As one of the United States’ leading advertising and marketing professional organizations, the NAI implemented its own Code of Conduct in 2000 to govern how the advertisers, marketers, optimization firms, sharing utilities companies, exchanges, and platforms that constitute its membership handle and collect consumer data. It offers specific guidance on how NAI members must collect, handle, and share any personal, device-specific, and geolocational data they collect from users during personalized online advertising campaigns. The Code protects not only telephone numbers, addresses, and names, but also health records, sexual orientation information, insurance plan data, and banking account numbers.
NAI members are required to publish clear and prominent notice on their websites that describe the types of advertising and marketing activities they conduct; the categories of data they collect, along with how they use and share it; and how long they keep user data on file. They’re also required to describe their opt-out procedures or make clear and conspicuous opt-out mechanism links accessible to users. From a data security standpoint, the code requires member companies to use reasonable security measures to protect this data and submit a written attestation to the NAI confirming this.
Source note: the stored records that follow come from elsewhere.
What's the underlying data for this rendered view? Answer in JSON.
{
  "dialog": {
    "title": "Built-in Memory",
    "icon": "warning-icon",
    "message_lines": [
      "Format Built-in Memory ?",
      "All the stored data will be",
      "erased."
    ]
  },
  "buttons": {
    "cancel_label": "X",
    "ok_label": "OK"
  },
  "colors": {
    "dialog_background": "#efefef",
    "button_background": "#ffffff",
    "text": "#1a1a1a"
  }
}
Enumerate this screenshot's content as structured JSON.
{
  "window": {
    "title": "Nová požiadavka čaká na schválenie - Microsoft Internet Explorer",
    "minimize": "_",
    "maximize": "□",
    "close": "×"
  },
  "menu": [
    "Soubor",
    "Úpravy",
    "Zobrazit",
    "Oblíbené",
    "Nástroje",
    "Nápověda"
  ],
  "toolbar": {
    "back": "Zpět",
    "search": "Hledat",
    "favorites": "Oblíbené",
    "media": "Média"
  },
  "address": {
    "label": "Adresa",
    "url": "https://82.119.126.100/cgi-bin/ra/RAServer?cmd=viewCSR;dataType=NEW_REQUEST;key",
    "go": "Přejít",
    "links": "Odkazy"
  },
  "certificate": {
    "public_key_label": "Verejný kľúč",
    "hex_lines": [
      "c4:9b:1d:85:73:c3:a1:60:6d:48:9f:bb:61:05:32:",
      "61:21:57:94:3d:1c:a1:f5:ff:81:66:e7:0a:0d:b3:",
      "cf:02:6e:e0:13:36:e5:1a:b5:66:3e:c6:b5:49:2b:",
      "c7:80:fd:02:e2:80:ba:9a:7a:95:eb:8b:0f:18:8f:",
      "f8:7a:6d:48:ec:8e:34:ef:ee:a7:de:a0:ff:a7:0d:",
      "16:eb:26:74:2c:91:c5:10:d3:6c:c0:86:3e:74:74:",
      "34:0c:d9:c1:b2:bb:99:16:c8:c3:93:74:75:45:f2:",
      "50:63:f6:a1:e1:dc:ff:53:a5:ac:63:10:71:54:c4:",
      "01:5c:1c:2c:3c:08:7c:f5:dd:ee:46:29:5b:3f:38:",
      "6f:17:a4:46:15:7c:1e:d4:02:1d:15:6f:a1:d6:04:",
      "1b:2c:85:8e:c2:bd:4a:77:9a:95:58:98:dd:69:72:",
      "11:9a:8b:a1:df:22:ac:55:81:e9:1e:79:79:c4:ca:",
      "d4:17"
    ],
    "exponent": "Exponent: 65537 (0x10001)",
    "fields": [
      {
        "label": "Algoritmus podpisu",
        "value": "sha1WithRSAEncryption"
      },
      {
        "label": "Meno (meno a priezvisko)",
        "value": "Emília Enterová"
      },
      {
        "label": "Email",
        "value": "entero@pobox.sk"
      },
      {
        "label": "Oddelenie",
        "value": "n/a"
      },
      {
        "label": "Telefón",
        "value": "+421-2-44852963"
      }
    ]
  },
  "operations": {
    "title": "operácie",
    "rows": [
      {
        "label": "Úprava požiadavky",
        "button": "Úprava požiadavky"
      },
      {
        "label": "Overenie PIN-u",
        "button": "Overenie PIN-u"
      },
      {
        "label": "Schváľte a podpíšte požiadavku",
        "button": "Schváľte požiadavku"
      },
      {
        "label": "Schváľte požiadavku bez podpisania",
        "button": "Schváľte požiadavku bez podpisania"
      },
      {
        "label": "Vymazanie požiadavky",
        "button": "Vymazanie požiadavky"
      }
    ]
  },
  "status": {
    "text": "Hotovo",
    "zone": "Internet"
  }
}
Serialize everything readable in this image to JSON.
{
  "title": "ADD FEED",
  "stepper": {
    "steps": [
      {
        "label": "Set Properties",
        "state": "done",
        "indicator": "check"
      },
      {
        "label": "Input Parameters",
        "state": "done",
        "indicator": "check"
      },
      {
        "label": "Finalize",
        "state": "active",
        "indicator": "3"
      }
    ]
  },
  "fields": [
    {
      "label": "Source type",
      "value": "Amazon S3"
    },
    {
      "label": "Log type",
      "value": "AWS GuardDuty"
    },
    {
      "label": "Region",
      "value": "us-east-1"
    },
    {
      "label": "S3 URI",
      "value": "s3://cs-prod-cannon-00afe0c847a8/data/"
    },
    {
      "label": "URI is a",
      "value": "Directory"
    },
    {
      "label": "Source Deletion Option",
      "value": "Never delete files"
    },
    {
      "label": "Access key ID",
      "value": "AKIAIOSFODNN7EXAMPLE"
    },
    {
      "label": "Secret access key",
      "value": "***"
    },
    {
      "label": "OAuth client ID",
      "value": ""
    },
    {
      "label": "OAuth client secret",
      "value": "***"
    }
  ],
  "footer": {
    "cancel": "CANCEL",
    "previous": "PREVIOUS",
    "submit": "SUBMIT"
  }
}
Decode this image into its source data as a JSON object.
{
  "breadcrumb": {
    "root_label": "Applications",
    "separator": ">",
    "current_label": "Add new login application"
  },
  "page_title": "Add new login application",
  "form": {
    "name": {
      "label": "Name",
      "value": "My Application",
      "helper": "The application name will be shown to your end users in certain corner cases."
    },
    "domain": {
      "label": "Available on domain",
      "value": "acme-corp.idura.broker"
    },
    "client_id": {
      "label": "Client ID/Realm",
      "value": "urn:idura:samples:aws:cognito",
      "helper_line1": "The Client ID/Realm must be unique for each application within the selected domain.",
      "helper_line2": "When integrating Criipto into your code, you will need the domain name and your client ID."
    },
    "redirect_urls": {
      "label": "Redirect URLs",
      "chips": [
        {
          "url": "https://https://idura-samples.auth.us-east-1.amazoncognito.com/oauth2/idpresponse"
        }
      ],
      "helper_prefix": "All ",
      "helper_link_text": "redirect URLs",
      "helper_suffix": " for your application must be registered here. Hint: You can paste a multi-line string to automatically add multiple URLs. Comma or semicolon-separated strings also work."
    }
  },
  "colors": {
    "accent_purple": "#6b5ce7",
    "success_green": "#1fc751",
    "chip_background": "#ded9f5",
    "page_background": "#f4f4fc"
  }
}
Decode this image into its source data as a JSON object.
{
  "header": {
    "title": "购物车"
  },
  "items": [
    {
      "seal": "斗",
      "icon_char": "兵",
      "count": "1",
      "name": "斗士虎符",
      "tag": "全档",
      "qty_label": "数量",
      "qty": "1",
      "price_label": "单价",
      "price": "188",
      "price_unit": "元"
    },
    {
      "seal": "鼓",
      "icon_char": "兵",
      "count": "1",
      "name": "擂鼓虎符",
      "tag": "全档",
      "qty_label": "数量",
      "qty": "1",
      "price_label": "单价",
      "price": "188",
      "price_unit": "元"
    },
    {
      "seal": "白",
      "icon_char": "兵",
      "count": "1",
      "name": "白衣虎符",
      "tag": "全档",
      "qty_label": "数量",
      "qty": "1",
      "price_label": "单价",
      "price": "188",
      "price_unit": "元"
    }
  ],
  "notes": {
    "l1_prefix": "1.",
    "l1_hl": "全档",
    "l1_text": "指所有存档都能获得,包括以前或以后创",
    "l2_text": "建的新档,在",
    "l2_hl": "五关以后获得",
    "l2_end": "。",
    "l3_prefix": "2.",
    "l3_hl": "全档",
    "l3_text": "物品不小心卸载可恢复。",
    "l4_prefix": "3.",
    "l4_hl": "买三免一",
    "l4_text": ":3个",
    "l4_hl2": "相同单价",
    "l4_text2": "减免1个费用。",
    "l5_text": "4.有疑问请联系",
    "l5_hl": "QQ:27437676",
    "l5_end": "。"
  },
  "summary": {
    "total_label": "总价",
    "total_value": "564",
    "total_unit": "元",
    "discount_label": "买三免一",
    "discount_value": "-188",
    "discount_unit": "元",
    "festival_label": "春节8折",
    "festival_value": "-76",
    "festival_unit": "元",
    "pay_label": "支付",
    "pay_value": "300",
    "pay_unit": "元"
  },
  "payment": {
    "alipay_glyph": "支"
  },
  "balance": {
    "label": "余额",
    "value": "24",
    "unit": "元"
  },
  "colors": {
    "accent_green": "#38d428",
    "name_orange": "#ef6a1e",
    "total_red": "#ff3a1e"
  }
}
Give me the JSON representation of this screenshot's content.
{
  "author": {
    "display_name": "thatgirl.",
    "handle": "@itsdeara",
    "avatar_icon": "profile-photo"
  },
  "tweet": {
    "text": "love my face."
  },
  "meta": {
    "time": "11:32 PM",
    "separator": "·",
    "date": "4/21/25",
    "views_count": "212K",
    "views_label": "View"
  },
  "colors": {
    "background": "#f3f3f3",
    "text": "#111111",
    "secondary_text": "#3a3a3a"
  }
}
The NAI does not elaborate on what security measures are considered “reasonable,” and mostly leaves this to the discretion of its member companies based on their data storage and IT infrastructure capabilities. Members are also required to timely dispose of users’ data within the timeframe they specify in their notices by deleting or de-identifying it to prevent any stored data from being linked to known individuals. The Code doesn’t just govern NAI members; any app publishers, vendors, and website partners who receive personally-identifiable or device-specific information from NAI members must agree under contract to honor relevant Code provisions when handling this information.
Companies that are looking to join the NAI must demonstrate that they are compliant with the Code of Conduct in order to secure admission, and are required to undergo annual compliance reviews afterwards. The NAI can refer violations to the Federal Trade Commission (FTC) for review and potential investigations. It also has the authority to expel members from the association and make public any compliance reports that show code violations. Ensuring compliance with the NAI’s code doesn’t require you to invest more into on-premises solutions and dedicated IT staff. In fact, you can save $3,966 monthly simply by migrating your user data onto a managed virtual cloud platform that supports 2FA, 256-bit AES encryption, NIST-compliant information handling protocols, and other NAI-compliant data security features.